§ **Exercise instructions**
A complete answer retypes each of the records below precisely and includes none of the pictures.

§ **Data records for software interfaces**
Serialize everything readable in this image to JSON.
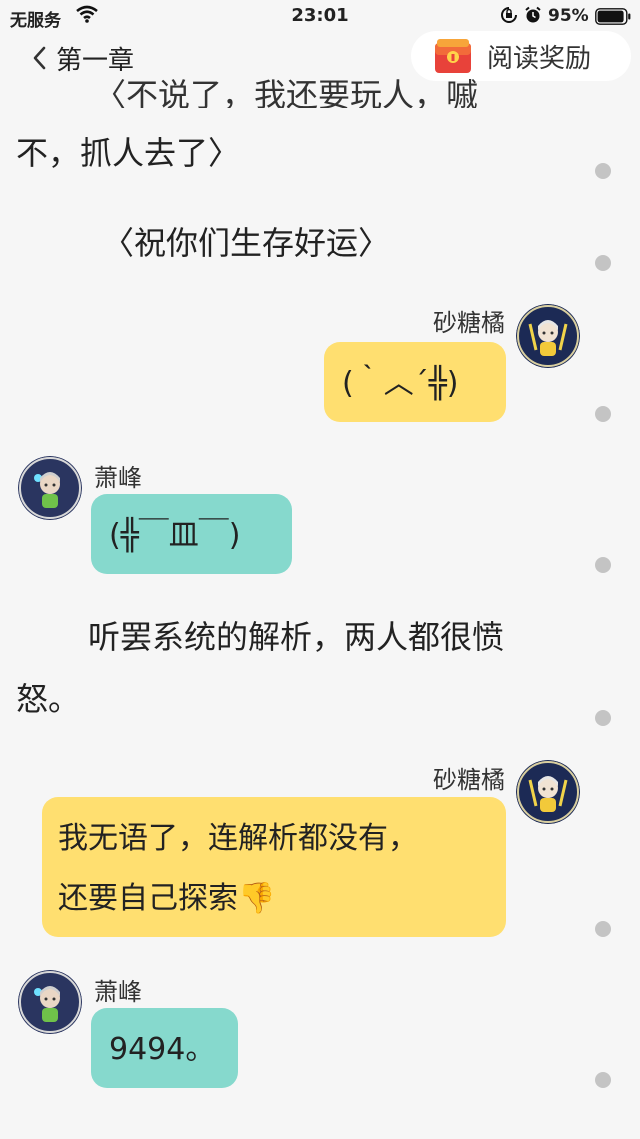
{
  "status_bar": {
    "carrier": "无服务",
    "time": "23:01",
    "battery": "95%",
    "battery_level": 0.95
  },
  "nav": {
    "back_label": "第一章",
    "reward_label": "阅读奖励"
  },
  "content": {
    "partial_top": "〈不说了，我还要玩人，嘁",
    "p1_line2": "不，抓人去了〉",
    "p2": "〈祝你们生存好运〉",
    "msg1": {
      "name": "砂糖橘",
      "text": "(｀︿´╬)"
    },
    "msg2": {
      "name": "萧峰",
      "text": "(╬￣皿￣)"
    },
    "p3_line1": "听罢系统的解析，两人都很愤",
    "p3_line2": "怒。",
    "msg3": {
      "name": "砂糖橘",
      "line1": "我无语了，连解析都没有，",
      "line2": "还要自己探索👎"
    },
    "msg4": {
      "name": "萧峰",
      "text": "9494。"
    }
  },
  "colors": {
    "background": "#f6f6f6",
    "bubble_yellow": "#ffdf70",
    "bubble_teal": "#86d9cd",
    "comment_dot": "#c4c4c4"
  },
  "icons": [
    "wifi-icon",
    "rotation-lock-icon",
    "alarm-icon",
    "battery-icon",
    "back-chevron-icon",
    "red-packet-icon",
    "comment-dot-icon"
  ]
}
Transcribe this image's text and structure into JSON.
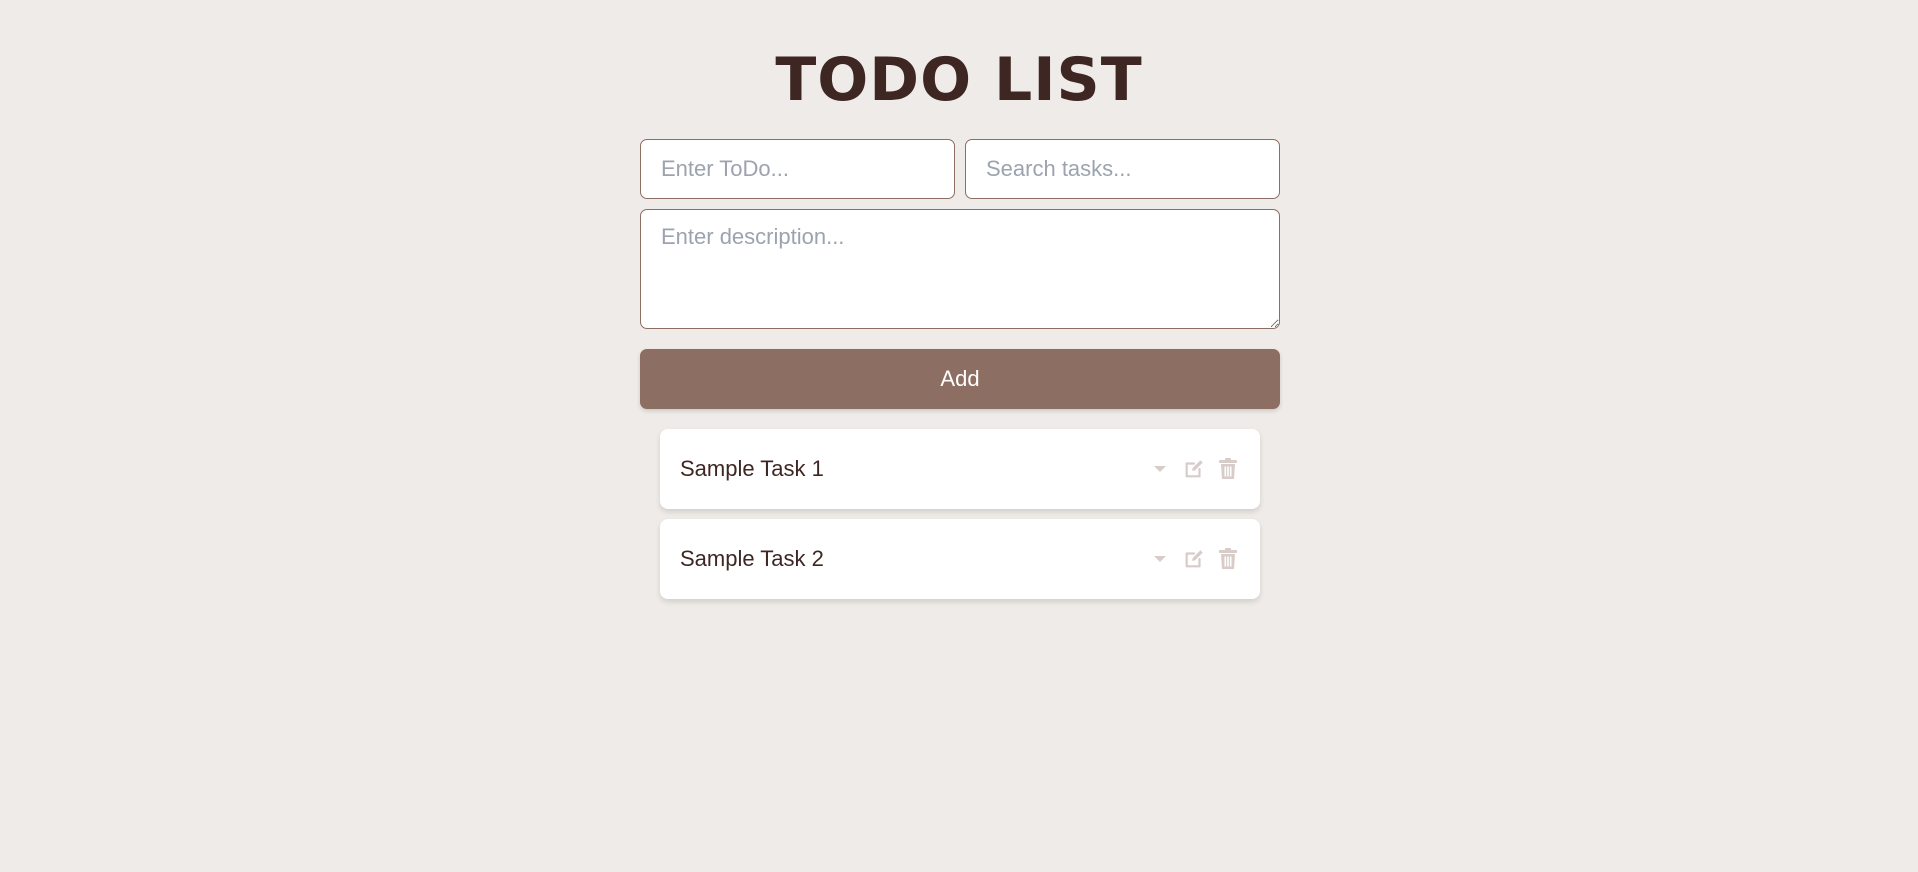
{
  "header": {
    "title": "TODO LIST"
  },
  "form": {
    "todo_placeholder": "Enter ToDo...",
    "todo_value": "",
    "search_placeholder": "Search tasks...",
    "search_value": "",
    "description_placeholder": "Enter description...",
    "description_value": "",
    "add_label": "Add"
  },
  "tasks": [
    {
      "title": "Sample Task 1",
      "icons": [
        "caret-down-icon",
        "edit-icon",
        "trash-icon"
      ]
    },
    {
      "title": "Sample Task 2",
      "icons": [
        "caret-down-icon",
        "edit-icon",
        "trash-icon"
      ]
    }
  ],
  "colors": {
    "background": "#efebe8",
    "title": "#3e2723",
    "accent": "#8d6e63",
    "icon": "#d7ccc8"
  }
}
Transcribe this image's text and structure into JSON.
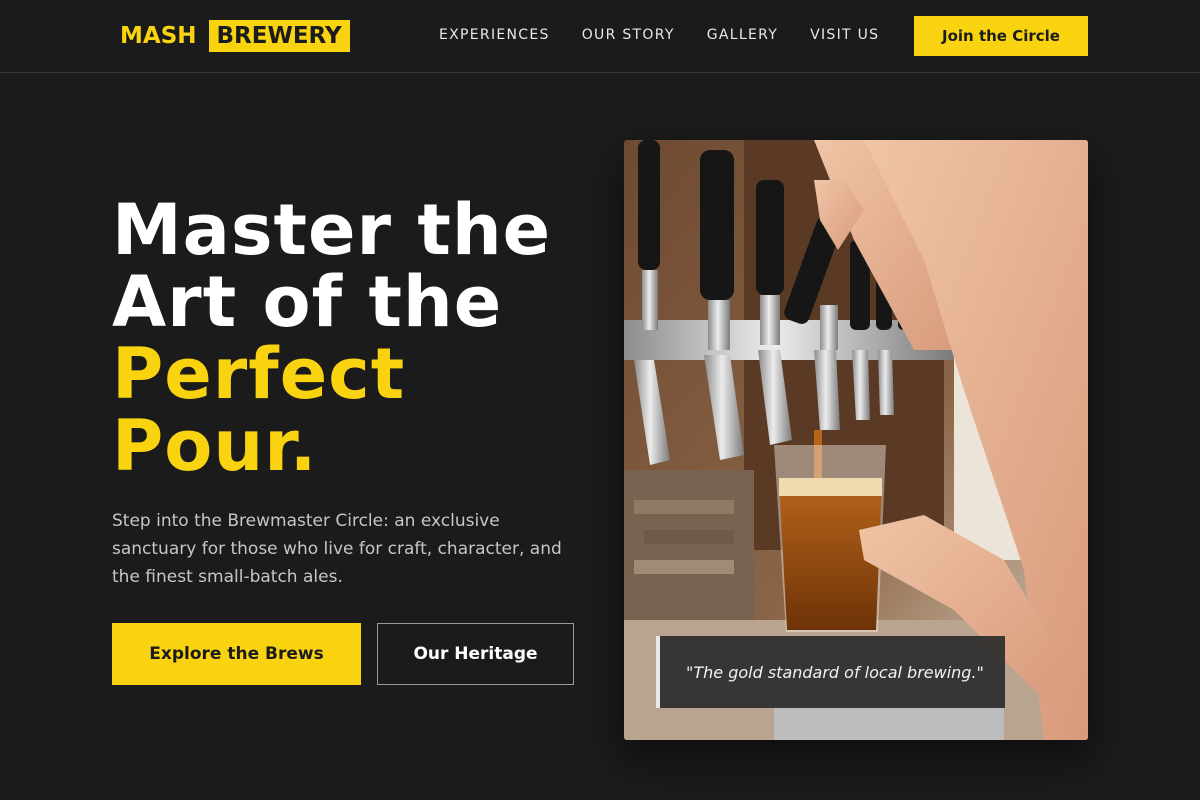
{
  "brand": {
    "first": "MASH",
    "second": "BREWERY"
  },
  "nav": [
    {
      "label": "EXPERIENCES"
    },
    {
      "label": "OUR STORY"
    },
    {
      "label": "GALLERY"
    },
    {
      "label": "VISIT US"
    }
  ],
  "header_cta": "Join the Circle",
  "hero": {
    "line1": "Master the",
    "line2": "Art of the",
    "line3": "Perfect",
    "line4": "Pour.",
    "description": "Step into the Brewmaster Circle: an exclusive sanctuary for those who live for craft, character, and the finest small-batch ales.",
    "primary_button": "Explore the Brews",
    "secondary_button": "Our Heritage"
  },
  "photo": {
    "quote": "\"The gold standard of local brewing.\""
  },
  "colors": {
    "accent": "#f9d30f",
    "background": "#1b1b1b"
  }
}
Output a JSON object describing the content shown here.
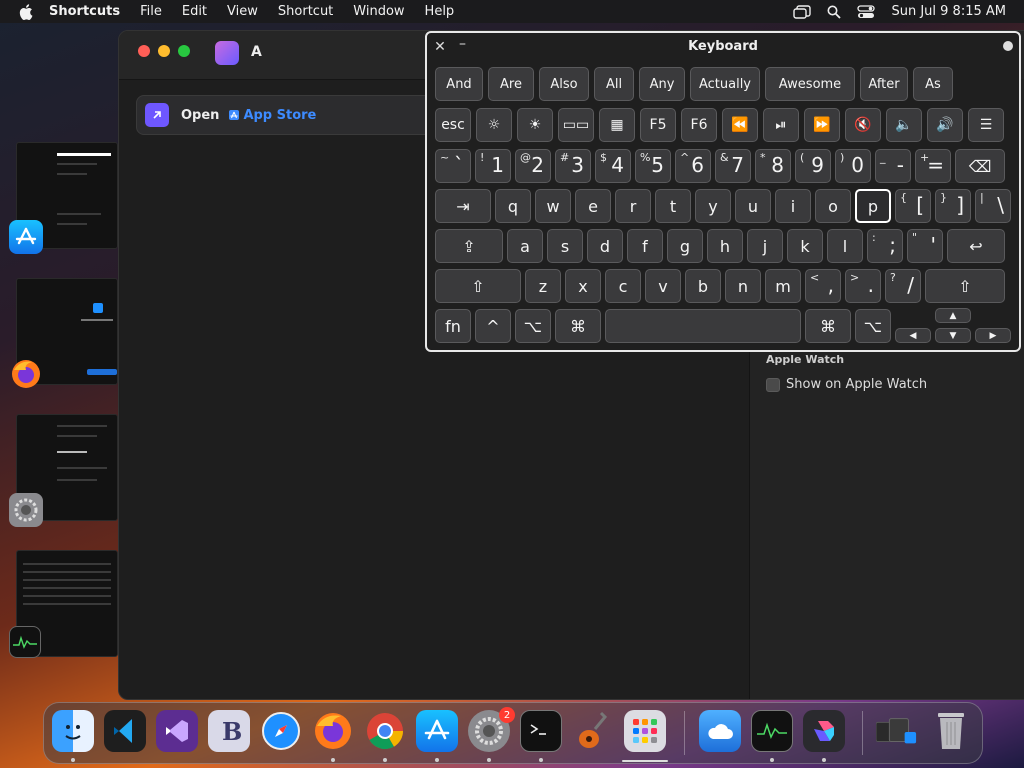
{
  "menubar": {
    "app": "Shortcuts",
    "items": [
      "File",
      "Edit",
      "View",
      "Shortcut",
      "Window",
      "Help"
    ],
    "clock": "Sun Jul 9  8:15 AM"
  },
  "shortcuts_window": {
    "title": "A",
    "action_open": "Open",
    "action_target": "App Store",
    "apple_watch_label": "Apple Watch",
    "apple_watch_option": "Show on Apple Watch"
  },
  "keyboard": {
    "title": "Keyboard",
    "close_glyph": "✕",
    "min_glyph": "–",
    "suggestions": [
      "And",
      "Are",
      "Also",
      "All",
      "Any",
      "Actually",
      "Awesome",
      "After",
      "As"
    ],
    "fn_row": [
      "esc",
      "☼",
      "☀",
      "▭▭",
      "▦",
      "F5",
      "F6",
      "⏪",
      "⏯",
      "⏩",
      "🔇",
      "🔈",
      "🔊",
      "☰"
    ],
    "num_row": [
      {
        "sh": "~",
        "mn": "`"
      },
      {
        "sh": "!",
        "mn": "1"
      },
      {
        "sh": "@",
        "mn": "2"
      },
      {
        "sh": "#",
        "mn": "3"
      },
      {
        "sh": "$",
        "mn": "4"
      },
      {
        "sh": "%",
        "mn": "5"
      },
      {
        "sh": "^",
        "mn": "6"
      },
      {
        "sh": "&",
        "mn": "7"
      },
      {
        "sh": "*",
        "mn": "8"
      },
      {
        "sh": "(",
        "mn": "9"
      },
      {
        "sh": ")",
        "mn": "0"
      },
      {
        "sh": "_",
        "mn": "-"
      },
      {
        "sh": "+",
        "mn": "="
      }
    ],
    "delete": "⌫",
    "tab": "⇥",
    "q_row": [
      "q",
      "w",
      "e",
      "r",
      "t",
      "y",
      "u",
      "i",
      "o",
      "p"
    ],
    "q_row_sym": [
      {
        "sh": "{",
        "mn": "["
      },
      {
        "sh": "}",
        "mn": "]"
      },
      {
        "sh": "|",
        "mn": "\\"
      }
    ],
    "caps": "⇪",
    "a_row": [
      "a",
      "s",
      "d",
      "f",
      "g",
      "h",
      "j",
      "k",
      "l"
    ],
    "a_row_sym": [
      {
        "sh": ":",
        "mn": ";"
      },
      {
        "sh": "\"",
        "mn": "'"
      }
    ],
    "return": "↩",
    "shift": "⇧",
    "z_row": [
      "z",
      "x",
      "c",
      "v",
      "b",
      "n",
      "m"
    ],
    "z_row_sym": [
      {
        "sh": "<",
        "mn": ","
      },
      {
        "sh": ">",
        "mn": "."
      },
      {
        "sh": "?",
        "mn": "/"
      }
    ],
    "bottom": {
      "fn": "fn",
      "ctrl": "^",
      "opt": "⌥",
      "cmd": "⌘",
      "cmd_r": "⌘",
      "opt_r": "⌥"
    },
    "arrows": {
      "up": "▲",
      "left": "◀",
      "down": "▼",
      "right": "▶"
    },
    "pressed_key": "p"
  },
  "dock": {
    "badge_count": "2"
  },
  "colors": {
    "accent": "#3d8bff",
    "close": "#ff5f57",
    "minimize": "#febc2e",
    "zoom": "#28c840"
  }
}
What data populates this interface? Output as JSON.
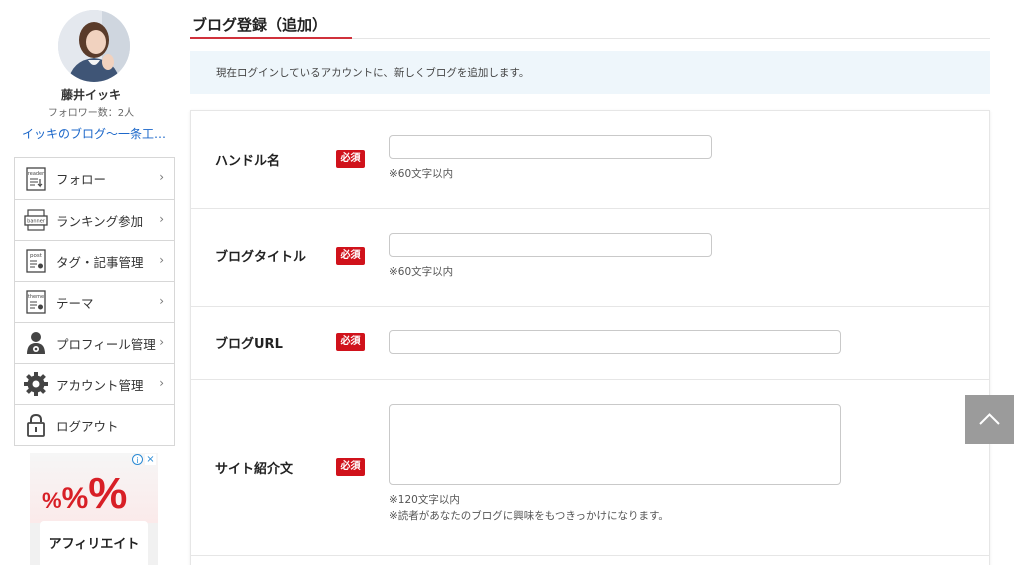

§ **Solution below**
Serialize everything readable in this image to JSON.
{
  "status_bar": {
    "carrier": "无服务",
    "time": "23:01",
    "battery": "95%",
    "battery_level": 0.95
  },
  "nav": {
    "back_label": "第一章",
    "reward_label": "阅读奖励"
  },
  "content": {
    "partial_top": "〈不说了，我还要玩人，嘁",
    "p1_line2": "不，抓人去了〉",
    "p2": "〈祝你们生存好运〉",
    "msg1": {
      "name": "砂糖橘",
      "text": "(｀︿´╬)"
    },
    "msg2": {
      "name": "萧峰",
      "text": "(╬￣皿￣)"
    },
    "p3_line1": "听罢系统的解析，两人都很愤",
    "p3_line2": "怒。",
    "msg3": {
      "name": "砂糖橘",
      "line1": "我无语了，连解析都没有，",
      "line2": "还要自己探索👎"
    },
    "msg4": {
      "name": "萧峰",
      "text": "9494。"
    }
  },
  "colors": {
    "background": "#f6f6f6",
    "bubble_yellow": "#ffdf70",
    "bubble_teal": "#86d9cd",
    "comment_dot": "#c4c4c4"
  },
  "icons": [
    "wifi-icon",
    "rotation-lock-icon",
    "alarm-icon",
    "battery-icon",
    "back-chevron-icon",
    "red-packet-icon",
    "comment-dot-icon"
  ]
}
Transcribe this image's text and structure into JSON.
{
  "header": {
    "title": "TODO LIST"
  },
  "form": {
    "todo_placeholder": "Enter ToDo...",
    "todo_value": "",
    "search_placeholder": "Search tasks...",
    "search_value": "",
    "description_placeholder": "Enter description...",
    "description_value": "",
    "add_label": "Add"
  },
  "tasks": [
    {
      "title": "Sample Task 1",
      "icons": [
        "caret-down-icon",
        "edit-icon",
        "trash-icon"
      ]
    },
    {
      "title": "Sample Task 2",
      "icons": [
        "caret-down-icon",
        "edit-icon",
        "trash-icon"
      ]
    }
  ],
  "colors": {
    "background": "#efebe8",
    "title": "#3e2723",
    "accent": "#8d6e63",
    "icon": "#d7ccc8"
  }
}
Transcribe this image's text and structure into JSON.
{
  "brand": {
    "first": "MASH",
    "second": "BREWERY"
  },
  "nav": [
    {
      "label": "EXPERIENCES"
    },
    {
      "label": "OUR STORY"
    },
    {
      "label": "GALLERY"
    },
    {
      "label": "VISIT US"
    }
  ],
  "header_cta": "Join the Circle",
  "hero": {
    "line1": "Master the",
    "line2": "Art of the",
    "line3": "Perfect",
    "line4": "Pour.",
    "description": "Step into the Brewmaster Circle: an exclusive sanctuary for those who live for craft, character, and the finest small-batch ales.",
    "primary_button": "Explore the Brews",
    "secondary_button": "Our Heritage"
  },
  "photo": {
    "quote": "\"The gold standard of local brewing.\""
  },
  "colors": {
    "accent": "#f9d30f",
    "background": "#1b1b1b"
  }
}
Output a JSON object describing the content shown here.
{
  "menubar": {
    "app": "Shortcuts",
    "items": [
      "File",
      "Edit",
      "View",
      "Shortcut",
      "Window",
      "Help"
    ],
    "clock": "Sun Jul 9  8:15 AM"
  },
  "shortcuts_window": {
    "title": "A",
    "action_open": "Open",
    "action_target": "App Store",
    "apple_watch_label": "Apple Watch",
    "apple_watch_option": "Show on Apple Watch"
  },
  "keyboard": {
    "title": "Keyboard",
    "close_glyph": "✕",
    "min_glyph": "–",
    "suggestions": [
      "And",
      "Are",
      "Also",
      "All",
      "Any",
      "Actually",
      "Awesome",
      "After",
      "As"
    ],
    "fn_row": [
      "esc",
      "☼",
      "☀",
      "▭▭",
      "▦",
      "F5",
      "F6",
      "⏪",
      "⏯",
      "⏩",
      "🔇",
      "🔈",
      "🔊",
      "☰"
    ],
    "num_row": [
      {
        "sh": "~",
        "mn": "`"
      },
      {
        "sh": "!",
        "mn": "1"
      },
      {
        "sh": "@",
        "mn": "2"
      },
      {
        "sh": "#",
        "mn": "3"
      },
      {
        "sh": "$",
        "mn": "4"
      },
      {
        "sh": "%",
        "mn": "5"
      },
      {
        "sh": "^",
        "mn": "6"
      },
      {
        "sh": "&",
        "mn": "7"
      },
      {
        "sh": "*",
        "mn": "8"
      },
      {
        "sh": "(",
        "mn": "9"
      },
      {
        "sh": ")",
        "mn": "0"
      },
      {
        "sh": "_",
        "mn": "-"
      },
      {
        "sh": "+",
        "mn": "="
      }
    ],
    "delete": "⌫",
    "tab": "⇥",
    "q_row": [
      "q",
      "w",
      "e",
      "r",
      "t",
      "y",
      "u",
      "i",
      "o",
      "p"
    ],
    "q_row_sym": [
      {
        "sh": "{",
        "mn": "["
      },
      {
        "sh": "}",
        "mn": "]"
      },
      {
        "sh": "|",
        "mn": "\\"
      }
    ],
    "caps": "⇪",
    "a_row": [
      "a",
      "s",
      "d",
      "f",
      "g",
      "h",
      "j",
      "k",
      "l"
    ],
    "a_row_sym": [
      {
        "sh": ":",
        "mn": ";"
      },
      {
        "sh": "\"",
        "mn": "'"
      }
    ],
    "return": "↩",
    "shift": "⇧",
    "z_row": [
      "z",
      "x",
      "c",
      "v",
      "b",
      "n",
      "m"
    ],
    "z_row_sym": [
      {
        "sh": "<",
        "mn": ","
      },
      {
        "sh": ">",
        "mn": "."
      },
      {
        "sh": "?",
        "mn": "/"
      }
    ],
    "bottom": {
      "fn": "fn",
      "ctrl": "^",
      "opt": "⌥",
      "cmd": "⌘",
      "cmd_r": "⌘",
      "opt_r": "⌥"
    },
    "arrows": {
      "up": "▲",
      "left": "◀",
      "down": "▼",
      "right": "▶"
    },
    "pressed_key": "p"
  },
  "dock": {
    "badge_count": "2"
  },
  "colors": {
    "accent": "#3d8bff",
    "close": "#ff5f57",
    "minimize": "#febc2e",
    "zoom": "#28c840"
  }
}
What data populates this interface? Output as JSON.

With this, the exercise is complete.